An adventure is merely a narrowly-averted disaster

Sunday evenings in our household are not particularly original, often being compounded of the three D’s: DVR, dinner, and denial that Monday morning exists.  Last night we added a few other elements that are not as alliterative: panic, flashlights, and one small, acrobatic feline.

We were about to go to bed when John remarked that he hadn’t seen Milo in a while.  Ever since the upper deck on our house was made self-contained (that narrowly-averted disaster was a diagnosis of “possible sudden catastrophic failure” of the stairs connecting the upper and lower decks – total removal was deemed preferable to replacement), we’ve casually let the cats wander around up there.  Simon is the only one who really likes to go out there, and he pretty much eats the plants that live there or sits under the chair that is on the side of the deck that doesn’t even remotely connect to anything.  Since he’s elderly and the fact that the non-Simon-favored side of our deck doesn’t really connect to our neighbors’, we believed that there was little possibility that a confirmed inside-only housecat would decide to wander.

So I didn’t really think much when I noticed Milo, wee Milo, baby of the house and generally pampered feline, step delicately out onto the deck when John was out there grilling.  Then sometime later John noted he hadn’t seen Milo in a while.  We looked all over the house.  We rattled treat containers.  We started to panic.  And when I went door-to-door down our row of townhouses, our neighbor Patty informed us that yes, she’d seen a small, orange cat on her upper deck.  She tried to get him to come to her, but he startled and ran away.  That was about a half hour ago.

Oh.  Oh my.

Thus it was confirmed that Milo had gone all Digory-and-Polly on us and threaded his way delicately across at least four dodgy and dangerous connections between various upper decks in our row.  Anyone who has had a cat go AWOL can imagine the kissy noises, the treat-rattling, the “heeeeeeeeeeerekittykittykitty” and other neighborhood disturbances that ensued as darkness fell.  And I admit it, I went a bit mental.  Every rustling in the woods was a marauding fox, every car that slowly circled the cul-de-sac was a potential cat-murderer.

Finally, my cell phone rang.  John had located a pair of shining eyes under Patty’s deck.  He was going in.  And ten minutes that felt like two hours later, John came walking grimly up the sidewalk, both hands clamped onto an unresisting and wide-eyed wee ginger sight-for-sore-eyes.  After dumping him inside, John (who was exhausted and muddy from army-crawling under our neighbor’s deck) said, “I’m going back for my flashlight.  I need a shower and a drink.”

This morning, wee ‘Lo was not a penny the worse for his adventure, though possibly even more cuddly than usual.  And the Smiths will be observing strict security protocols for the back deck.


  1. I love the Narnia reference!

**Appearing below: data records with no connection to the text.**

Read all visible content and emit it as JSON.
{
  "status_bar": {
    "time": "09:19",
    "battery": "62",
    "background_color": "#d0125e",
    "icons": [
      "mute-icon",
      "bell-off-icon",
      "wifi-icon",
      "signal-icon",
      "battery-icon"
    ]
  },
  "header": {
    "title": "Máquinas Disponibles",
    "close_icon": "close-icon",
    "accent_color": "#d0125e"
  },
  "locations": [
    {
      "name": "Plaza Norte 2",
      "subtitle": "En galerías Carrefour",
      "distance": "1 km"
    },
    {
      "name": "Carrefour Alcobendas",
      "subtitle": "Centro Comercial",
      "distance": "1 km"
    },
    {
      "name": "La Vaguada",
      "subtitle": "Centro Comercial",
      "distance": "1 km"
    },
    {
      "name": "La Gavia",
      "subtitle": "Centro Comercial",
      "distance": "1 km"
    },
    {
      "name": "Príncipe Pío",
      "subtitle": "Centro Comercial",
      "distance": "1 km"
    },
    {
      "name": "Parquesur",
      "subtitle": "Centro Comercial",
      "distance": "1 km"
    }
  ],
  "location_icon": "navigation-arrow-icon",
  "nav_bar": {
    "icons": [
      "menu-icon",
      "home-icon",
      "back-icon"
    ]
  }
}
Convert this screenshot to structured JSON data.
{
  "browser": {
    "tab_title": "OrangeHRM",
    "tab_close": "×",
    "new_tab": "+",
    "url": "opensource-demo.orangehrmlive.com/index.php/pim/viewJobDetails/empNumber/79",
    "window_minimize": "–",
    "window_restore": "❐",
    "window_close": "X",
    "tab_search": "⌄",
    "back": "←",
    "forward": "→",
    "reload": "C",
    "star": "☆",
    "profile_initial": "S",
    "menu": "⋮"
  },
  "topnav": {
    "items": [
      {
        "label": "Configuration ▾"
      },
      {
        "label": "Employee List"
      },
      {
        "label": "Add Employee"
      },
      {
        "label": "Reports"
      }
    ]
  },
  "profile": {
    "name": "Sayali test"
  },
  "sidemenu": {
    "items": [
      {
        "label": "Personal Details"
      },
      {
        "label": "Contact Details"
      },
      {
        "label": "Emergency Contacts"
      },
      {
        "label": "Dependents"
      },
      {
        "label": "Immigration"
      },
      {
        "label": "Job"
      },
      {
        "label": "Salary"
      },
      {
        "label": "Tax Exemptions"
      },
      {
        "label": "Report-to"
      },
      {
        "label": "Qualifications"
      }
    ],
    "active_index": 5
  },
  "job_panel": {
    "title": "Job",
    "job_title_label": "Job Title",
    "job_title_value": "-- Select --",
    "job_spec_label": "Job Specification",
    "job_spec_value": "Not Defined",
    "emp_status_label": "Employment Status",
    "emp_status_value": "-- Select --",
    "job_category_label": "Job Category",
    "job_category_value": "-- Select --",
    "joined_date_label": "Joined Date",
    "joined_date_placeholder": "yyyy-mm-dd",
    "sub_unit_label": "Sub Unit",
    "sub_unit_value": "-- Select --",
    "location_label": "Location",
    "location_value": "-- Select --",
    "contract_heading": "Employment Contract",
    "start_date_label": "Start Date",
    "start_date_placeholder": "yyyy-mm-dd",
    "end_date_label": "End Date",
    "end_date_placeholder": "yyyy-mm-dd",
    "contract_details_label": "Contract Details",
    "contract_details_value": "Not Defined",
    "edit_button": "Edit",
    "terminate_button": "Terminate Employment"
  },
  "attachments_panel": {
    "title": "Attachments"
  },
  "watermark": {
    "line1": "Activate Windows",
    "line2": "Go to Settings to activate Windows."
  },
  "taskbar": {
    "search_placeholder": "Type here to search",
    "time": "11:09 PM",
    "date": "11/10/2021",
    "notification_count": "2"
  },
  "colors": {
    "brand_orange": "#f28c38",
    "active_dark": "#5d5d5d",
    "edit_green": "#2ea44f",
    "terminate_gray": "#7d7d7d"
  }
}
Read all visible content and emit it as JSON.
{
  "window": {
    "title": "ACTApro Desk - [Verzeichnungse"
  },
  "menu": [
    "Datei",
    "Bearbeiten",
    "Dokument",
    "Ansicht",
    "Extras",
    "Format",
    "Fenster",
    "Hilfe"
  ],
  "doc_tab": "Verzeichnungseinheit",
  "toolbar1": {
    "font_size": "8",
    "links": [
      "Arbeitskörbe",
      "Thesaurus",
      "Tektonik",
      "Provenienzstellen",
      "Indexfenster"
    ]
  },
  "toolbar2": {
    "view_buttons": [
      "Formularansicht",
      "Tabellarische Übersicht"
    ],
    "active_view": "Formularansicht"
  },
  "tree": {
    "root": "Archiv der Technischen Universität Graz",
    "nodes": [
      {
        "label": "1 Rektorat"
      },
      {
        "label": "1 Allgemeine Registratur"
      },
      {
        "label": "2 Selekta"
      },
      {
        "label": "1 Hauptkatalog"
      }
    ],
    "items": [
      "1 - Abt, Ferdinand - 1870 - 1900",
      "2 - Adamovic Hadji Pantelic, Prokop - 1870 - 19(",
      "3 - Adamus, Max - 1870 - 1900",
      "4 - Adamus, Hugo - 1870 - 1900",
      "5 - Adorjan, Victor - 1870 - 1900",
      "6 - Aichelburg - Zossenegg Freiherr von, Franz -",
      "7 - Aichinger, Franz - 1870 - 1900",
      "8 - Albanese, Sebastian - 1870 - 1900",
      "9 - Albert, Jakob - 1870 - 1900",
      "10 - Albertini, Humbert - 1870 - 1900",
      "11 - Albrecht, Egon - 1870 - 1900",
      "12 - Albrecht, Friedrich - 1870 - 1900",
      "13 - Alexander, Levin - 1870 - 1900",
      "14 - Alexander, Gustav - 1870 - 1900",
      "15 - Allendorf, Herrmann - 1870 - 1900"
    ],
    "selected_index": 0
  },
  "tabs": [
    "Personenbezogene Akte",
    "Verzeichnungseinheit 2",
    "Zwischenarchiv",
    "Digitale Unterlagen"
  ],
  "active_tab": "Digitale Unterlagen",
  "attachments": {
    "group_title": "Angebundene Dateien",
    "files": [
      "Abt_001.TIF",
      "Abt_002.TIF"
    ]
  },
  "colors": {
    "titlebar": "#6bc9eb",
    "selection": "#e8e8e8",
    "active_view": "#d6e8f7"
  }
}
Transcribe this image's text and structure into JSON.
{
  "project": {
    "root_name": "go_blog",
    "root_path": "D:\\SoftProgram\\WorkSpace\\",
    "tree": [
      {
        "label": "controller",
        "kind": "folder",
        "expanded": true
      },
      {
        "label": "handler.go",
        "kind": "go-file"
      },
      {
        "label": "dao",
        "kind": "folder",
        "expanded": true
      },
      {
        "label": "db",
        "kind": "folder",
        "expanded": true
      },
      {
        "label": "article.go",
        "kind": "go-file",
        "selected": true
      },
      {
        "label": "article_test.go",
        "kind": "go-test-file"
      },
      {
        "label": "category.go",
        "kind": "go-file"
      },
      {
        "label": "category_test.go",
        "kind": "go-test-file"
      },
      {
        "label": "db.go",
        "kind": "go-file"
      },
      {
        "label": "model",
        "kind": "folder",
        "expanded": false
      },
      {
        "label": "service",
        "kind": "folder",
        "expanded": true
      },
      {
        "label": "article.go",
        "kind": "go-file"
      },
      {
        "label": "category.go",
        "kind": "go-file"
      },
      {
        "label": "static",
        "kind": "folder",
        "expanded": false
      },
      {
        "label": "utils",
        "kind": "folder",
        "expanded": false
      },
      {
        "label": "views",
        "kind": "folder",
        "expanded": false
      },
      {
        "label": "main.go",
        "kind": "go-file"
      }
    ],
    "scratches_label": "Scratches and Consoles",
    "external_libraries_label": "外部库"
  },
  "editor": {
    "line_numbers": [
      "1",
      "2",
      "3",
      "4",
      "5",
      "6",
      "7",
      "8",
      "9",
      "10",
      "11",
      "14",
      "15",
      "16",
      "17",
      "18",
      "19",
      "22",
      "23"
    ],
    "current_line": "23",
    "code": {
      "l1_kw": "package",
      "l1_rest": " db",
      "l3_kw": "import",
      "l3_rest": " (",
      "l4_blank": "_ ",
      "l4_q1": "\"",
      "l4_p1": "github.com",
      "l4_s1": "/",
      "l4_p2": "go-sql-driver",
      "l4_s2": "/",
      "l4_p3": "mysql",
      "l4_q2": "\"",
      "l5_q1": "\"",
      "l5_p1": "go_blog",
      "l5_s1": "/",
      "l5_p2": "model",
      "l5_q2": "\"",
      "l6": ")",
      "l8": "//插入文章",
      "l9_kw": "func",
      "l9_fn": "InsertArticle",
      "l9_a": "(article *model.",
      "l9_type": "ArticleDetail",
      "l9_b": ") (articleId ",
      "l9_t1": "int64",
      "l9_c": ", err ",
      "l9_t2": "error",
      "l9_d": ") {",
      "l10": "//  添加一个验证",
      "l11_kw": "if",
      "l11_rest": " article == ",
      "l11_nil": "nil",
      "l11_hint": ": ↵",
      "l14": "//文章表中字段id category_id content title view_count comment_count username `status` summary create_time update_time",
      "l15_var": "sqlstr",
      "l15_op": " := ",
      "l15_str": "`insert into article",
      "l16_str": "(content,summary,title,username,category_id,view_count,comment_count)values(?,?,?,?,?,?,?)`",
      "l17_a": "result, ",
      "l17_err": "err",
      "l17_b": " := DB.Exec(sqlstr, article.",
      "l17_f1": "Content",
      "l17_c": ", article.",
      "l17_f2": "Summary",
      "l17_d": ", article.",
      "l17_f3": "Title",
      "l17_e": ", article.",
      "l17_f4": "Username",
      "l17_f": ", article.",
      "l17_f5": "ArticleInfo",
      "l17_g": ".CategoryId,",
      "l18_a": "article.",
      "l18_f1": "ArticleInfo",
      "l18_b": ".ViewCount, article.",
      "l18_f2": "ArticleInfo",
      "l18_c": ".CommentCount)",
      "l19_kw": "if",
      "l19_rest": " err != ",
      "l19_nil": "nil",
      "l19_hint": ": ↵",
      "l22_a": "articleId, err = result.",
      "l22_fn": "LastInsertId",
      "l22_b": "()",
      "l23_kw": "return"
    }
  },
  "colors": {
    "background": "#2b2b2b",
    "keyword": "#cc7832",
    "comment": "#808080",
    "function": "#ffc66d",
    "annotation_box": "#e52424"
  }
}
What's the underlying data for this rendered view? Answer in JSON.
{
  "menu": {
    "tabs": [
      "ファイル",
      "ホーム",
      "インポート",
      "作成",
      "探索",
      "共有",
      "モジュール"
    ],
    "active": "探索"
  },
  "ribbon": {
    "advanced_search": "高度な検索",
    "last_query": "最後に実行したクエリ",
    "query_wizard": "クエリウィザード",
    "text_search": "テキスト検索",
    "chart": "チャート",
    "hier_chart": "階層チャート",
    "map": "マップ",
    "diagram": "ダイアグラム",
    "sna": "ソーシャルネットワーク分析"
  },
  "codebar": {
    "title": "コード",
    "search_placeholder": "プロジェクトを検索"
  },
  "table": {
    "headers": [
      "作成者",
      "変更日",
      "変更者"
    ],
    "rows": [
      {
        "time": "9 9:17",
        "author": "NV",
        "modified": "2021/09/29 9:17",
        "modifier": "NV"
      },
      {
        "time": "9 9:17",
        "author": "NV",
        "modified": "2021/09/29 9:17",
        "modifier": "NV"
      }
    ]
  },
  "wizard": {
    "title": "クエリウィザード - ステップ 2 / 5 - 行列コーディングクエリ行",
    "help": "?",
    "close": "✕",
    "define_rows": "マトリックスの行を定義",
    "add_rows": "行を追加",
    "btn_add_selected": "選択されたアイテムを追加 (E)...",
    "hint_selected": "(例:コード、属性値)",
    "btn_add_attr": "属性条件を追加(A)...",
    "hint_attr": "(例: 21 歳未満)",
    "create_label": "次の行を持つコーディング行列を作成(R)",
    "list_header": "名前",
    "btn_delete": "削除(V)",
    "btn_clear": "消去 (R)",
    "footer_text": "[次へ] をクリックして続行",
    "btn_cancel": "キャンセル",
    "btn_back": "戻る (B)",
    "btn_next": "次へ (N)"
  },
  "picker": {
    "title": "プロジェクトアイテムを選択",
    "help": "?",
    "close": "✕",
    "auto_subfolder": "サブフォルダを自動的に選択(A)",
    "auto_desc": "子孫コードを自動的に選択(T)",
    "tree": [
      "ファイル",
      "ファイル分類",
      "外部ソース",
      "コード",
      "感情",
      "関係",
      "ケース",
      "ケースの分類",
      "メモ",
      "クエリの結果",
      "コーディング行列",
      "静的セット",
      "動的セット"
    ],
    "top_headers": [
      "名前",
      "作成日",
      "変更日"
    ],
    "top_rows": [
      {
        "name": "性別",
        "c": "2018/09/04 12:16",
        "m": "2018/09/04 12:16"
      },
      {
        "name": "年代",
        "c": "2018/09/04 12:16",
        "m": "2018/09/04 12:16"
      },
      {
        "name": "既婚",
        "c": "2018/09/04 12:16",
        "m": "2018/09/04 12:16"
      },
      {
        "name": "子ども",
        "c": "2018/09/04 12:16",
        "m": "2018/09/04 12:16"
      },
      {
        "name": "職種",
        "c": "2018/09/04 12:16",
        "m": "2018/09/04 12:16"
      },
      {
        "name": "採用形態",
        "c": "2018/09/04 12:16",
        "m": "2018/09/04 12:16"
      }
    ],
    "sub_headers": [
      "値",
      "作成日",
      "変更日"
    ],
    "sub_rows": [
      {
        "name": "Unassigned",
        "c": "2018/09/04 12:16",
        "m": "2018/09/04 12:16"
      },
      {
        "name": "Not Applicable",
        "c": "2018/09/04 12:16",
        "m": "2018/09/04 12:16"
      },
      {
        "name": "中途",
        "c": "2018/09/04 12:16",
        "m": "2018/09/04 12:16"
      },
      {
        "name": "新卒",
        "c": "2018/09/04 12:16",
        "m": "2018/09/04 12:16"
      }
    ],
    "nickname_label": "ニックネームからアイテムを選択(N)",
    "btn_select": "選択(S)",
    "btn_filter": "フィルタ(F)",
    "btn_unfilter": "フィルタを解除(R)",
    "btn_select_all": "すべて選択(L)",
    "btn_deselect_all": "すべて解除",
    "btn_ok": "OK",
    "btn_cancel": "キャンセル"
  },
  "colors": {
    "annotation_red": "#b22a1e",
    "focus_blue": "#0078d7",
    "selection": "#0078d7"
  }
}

And as a cat owner, I sympathize with your plight. Ours have never escaped the confines of our house, but they have found some unique places to hide or get stuck.

  2. So glad the story had a happy ending!

  3. Shouldn’t the dog have been helping?

  4. Adam, the dog spent part of the time locked up in our room, because he kept barking and I was afraid he would startle the poor cat away. Milo has never had much patience with his shenanigans and tends to hide when the dog gets wound up.

  5. marietta says

    we have gone through this way too many times as of late. the foxes scare me the most.